The New York Public Service Commission approved key parts of Cuomo’s landmark clean energy standard, which requires the state’s electric sector to generate half its power from renewables by 2030 (Greenwire, July 11).

Central to the strategy is shoring up more wind and solar power while providing hundreds of millions of dollars in subsidies to three at-risk nuclear plants in upstate New York.

Audrey Zibelman, whom Cuomo tapped to lead the agency through 2018, told a packed conference room in Albany, N.Y., that the governor’s clean energy standard is not “anti-gas” but instead “pro-diversity” and warned that New York’s carbon-free reactors would be replaced with fossil fuels if allowed to close.

Democratic Commissioner Gregg Sayre, another Cuomo appointee, said today’s decision showed that the cost of climate change needs to be incorporated into economic decisions and that closed reactors would likely be replaced with more gas facilities and higher emissions.

“I don’t think that’s the result we want,” Sayre said.

Republican Commissioner Diane Burman also voiced support for the plan, noting that anti-nuclear sentiment that surfaced in the record was expressed by individuals who don’t live near New York’s upstate reactors.

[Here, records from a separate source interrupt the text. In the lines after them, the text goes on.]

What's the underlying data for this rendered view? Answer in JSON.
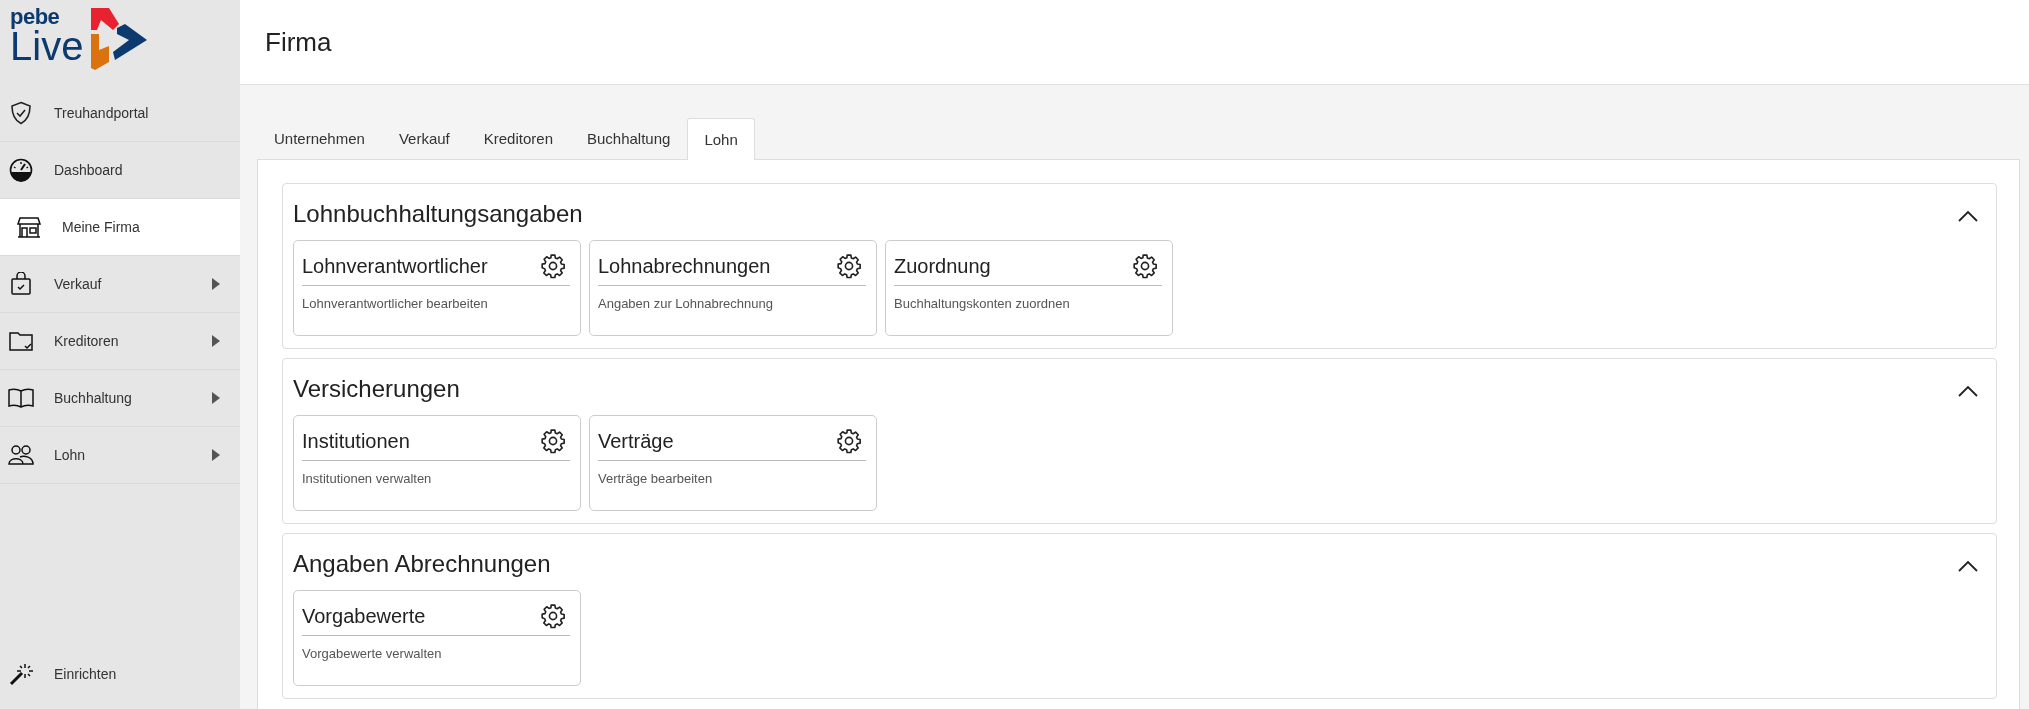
{
  "logo": {
    "line1": "pebe",
    "line2": "Live"
  },
  "sidebar": {
    "items": [
      {
        "label": "Treuhandportal",
        "selected": false,
        "has_submenu": false
      },
      {
        "label": "Dashboard",
        "selected": false,
        "has_submenu": false
      },
      {
        "label": "Meine Firma",
        "selected": true,
        "has_submenu": false
      },
      {
        "label": "Verkauf",
        "selected": false,
        "has_submenu": true
      },
      {
        "label": "Kreditoren",
        "selected": false,
        "has_submenu": true
      },
      {
        "label": "Buchhaltung",
        "selected": false,
        "has_submenu": true
      },
      {
        "label": "Lohn",
        "selected": false,
        "has_submenu": true
      }
    ],
    "footer_item": {
      "label": "Einrichten"
    }
  },
  "page": {
    "title": "Firma"
  },
  "tabs": [
    {
      "label": "Unternehmen",
      "selected": false
    },
    {
      "label": "Verkauf",
      "selected": false
    },
    {
      "label": "Kreditoren",
      "selected": false
    },
    {
      "label": "Buchhaltung",
      "selected": false
    },
    {
      "label": "Lohn",
      "selected": true
    }
  ],
  "sections": [
    {
      "title": "Lohnbuchhaltungsangaben",
      "expanded": true,
      "cards": [
        {
          "title": "Lohnverantwortlicher",
          "description": "Lohnverantwortlicher bearbeiten"
        },
        {
          "title": "Lohnabrechnungen",
          "description": "Angaben zur Lohnabrechnung"
        },
        {
          "title": "Zuordnung",
          "description": "Buchhaltungskonten zuordnen"
        }
      ]
    },
    {
      "title": "Versicherungen",
      "expanded": true,
      "cards": [
        {
          "title": "Institutionen",
          "description": "Institutionen verwalten"
        },
        {
          "title": "Verträge",
          "description": "Verträge bearbeiten"
        }
      ]
    },
    {
      "title": "Angaben Abrechnungen",
      "expanded": true,
      "cards": [
        {
          "title": "Vorgabewerte",
          "description": "Vorgabewerte verwalten"
        }
      ]
    }
  ]
}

Zibelman reiterated that the plan — but not the state goal of achieving 50 percent renewable energy — could be tweaked to protect consumers should underpinning energy data change.

She also said addressing climate change is now a moral imperative and no longer a choice, pointing to U.N. Secretary-General Ban Ki-moon’s message during the Paris climate talks that saving the planet, lifting millions out of poverty and advancing economic growth are linked.

“It really may seem odd for an economic regulator to be so worried about carbon, but that would really be wrong,” Zibelman said. “By not effectively pricing in the cost of the environment to our electric choices, we are in fact causing economic inefficiencies.”

Commission staff said today’s decision kicks off a series of meetings and briefings with load-serving entities, including electric distribution companies, the Long Island Power Authority, the New York Power Authority, electric cooperatives and a group of direct customers.

Staff also reassured Burman that the plan would not affect revenues for utilities in the state and explained a number of changes in the final version of the clean energy standard approved today.

Yet Cuomo’s plan does face pushback from the state’s electricity grid and power market manager, the New York Independent System Operator, which has warned that doubling down on renewables could affect grid reliability (EnergyWire, Aug. 1).

And an outburst by a protester at the meeting also reflected that not all environmental groups support the agency’s path forward.

“I guess she doesn’t like renewable energy,” Zibelman said as the protester was led out of the room.